The only catch is – and we are talking about the manual here – the lag before the variable geometry turbocharger reaches maximum boost. The manual Hexa feels lethargic and heavy and unwilling till the rpm needle crosses the 2,000rpm mark.
Beyond this, and before the engine hits 3,500rpm, the Hexa is on song. It pulls strongly, reacts well to throttle inputs and the engine sounds and feels reasonably refined. Past 3,500rpm, however, things get loud and a bit vibey. The good news is, the acceleration still refuses to let off, and the Hexa continues to gather momentum without bother very close to its redline. It’s not a character one generally associates with large, heavy SUVs. It was pleasantly surprising.
The automatic sounds and feels exactly the same in the mid and top end. But, it’s at slow speeds that the auto beats the manual version hollow. First, the gear shifts on the manual are notchy, long in the throw, and not very precise. The automatic’s shifts in contrast are smooth, predictable, well judged and barely cause any shift shock. But, it is the way the auto ‘box covers for the turbo lag that had us impressed. It just makes the Hexa feel more alive and quicker on its feet.
It is also a smart auto ‘box this. It learns your style of driving, ensures there’s hardly any lag between throttle input and response, and in manual mode and Sport modes, it feels as connected as a manual equipped car should. But, because it doesn’t come with the four driving modes the manual gets – Auto, Comfort, Dynamic and Rough Road – it isn’t the one for the serious adventure seeker.
More on the Tata Hexa’s Super Drive Modes here
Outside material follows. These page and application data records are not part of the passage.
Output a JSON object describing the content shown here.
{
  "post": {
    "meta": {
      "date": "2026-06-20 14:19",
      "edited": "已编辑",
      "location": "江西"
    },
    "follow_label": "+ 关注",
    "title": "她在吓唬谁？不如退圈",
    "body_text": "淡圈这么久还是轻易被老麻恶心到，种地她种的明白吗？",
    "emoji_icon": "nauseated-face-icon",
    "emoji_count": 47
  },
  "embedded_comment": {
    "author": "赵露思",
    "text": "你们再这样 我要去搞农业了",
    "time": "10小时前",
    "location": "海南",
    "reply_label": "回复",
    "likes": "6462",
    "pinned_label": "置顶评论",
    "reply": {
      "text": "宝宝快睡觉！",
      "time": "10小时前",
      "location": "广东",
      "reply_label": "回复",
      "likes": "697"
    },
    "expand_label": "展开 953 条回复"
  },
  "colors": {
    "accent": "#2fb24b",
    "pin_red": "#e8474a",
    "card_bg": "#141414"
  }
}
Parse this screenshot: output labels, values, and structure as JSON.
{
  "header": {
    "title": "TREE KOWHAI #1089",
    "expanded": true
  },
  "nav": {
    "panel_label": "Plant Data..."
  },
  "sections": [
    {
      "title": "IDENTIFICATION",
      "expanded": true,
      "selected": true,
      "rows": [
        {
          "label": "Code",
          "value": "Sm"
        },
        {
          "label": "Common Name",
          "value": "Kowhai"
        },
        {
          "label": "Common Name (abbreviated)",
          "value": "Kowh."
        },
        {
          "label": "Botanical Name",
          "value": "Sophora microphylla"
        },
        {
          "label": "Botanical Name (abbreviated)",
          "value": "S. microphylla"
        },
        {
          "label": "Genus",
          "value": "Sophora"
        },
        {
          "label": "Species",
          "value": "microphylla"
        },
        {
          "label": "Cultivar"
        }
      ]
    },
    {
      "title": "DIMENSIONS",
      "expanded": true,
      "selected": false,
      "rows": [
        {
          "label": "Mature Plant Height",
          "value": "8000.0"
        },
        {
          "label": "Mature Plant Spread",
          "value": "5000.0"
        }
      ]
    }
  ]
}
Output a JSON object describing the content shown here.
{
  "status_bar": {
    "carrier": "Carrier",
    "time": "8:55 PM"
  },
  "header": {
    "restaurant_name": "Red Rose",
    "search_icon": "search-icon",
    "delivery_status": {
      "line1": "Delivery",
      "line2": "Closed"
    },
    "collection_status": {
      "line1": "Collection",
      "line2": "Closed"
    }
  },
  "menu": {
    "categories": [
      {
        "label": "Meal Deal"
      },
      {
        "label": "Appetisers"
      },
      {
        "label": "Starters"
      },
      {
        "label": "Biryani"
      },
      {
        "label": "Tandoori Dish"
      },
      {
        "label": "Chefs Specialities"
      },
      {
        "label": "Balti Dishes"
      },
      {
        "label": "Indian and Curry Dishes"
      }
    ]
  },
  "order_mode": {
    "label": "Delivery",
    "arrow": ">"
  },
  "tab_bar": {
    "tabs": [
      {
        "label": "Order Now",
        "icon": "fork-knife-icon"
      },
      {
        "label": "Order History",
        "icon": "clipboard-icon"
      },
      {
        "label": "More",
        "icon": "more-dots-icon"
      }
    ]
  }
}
The manual with its Rough Road mode that alters ESP and ABS responses and gets customisable hill descent program just makes more sense when the road runs out. It also has a smart all-wheel-drive that can send up to 40 per cent of the torque to the front wheels if the rear axle begins to lose grip.
As far as ride and handling go, Tata Motors has revised the dampers on the Hexa giving it a more settled ride. The Hexa might feel a little stiff at slow speeds now but nothing that will put you off. The upside is, there’s reduced side-to-side movement, the rear is more planted over broken surfaces and while exiting undulations, no matter what speed.
And when you throw the Hexa into a corner, it does roll and pitch – one cant run away from the weight – but it isn’t exaggerated in your old-school SUV way. In fact, the Hexa loads up on its side in a linear and predictable fashion when in a corner, never feeling hairy or sloppy. It is also willing to make direction changes without throwing too much of a tantrum.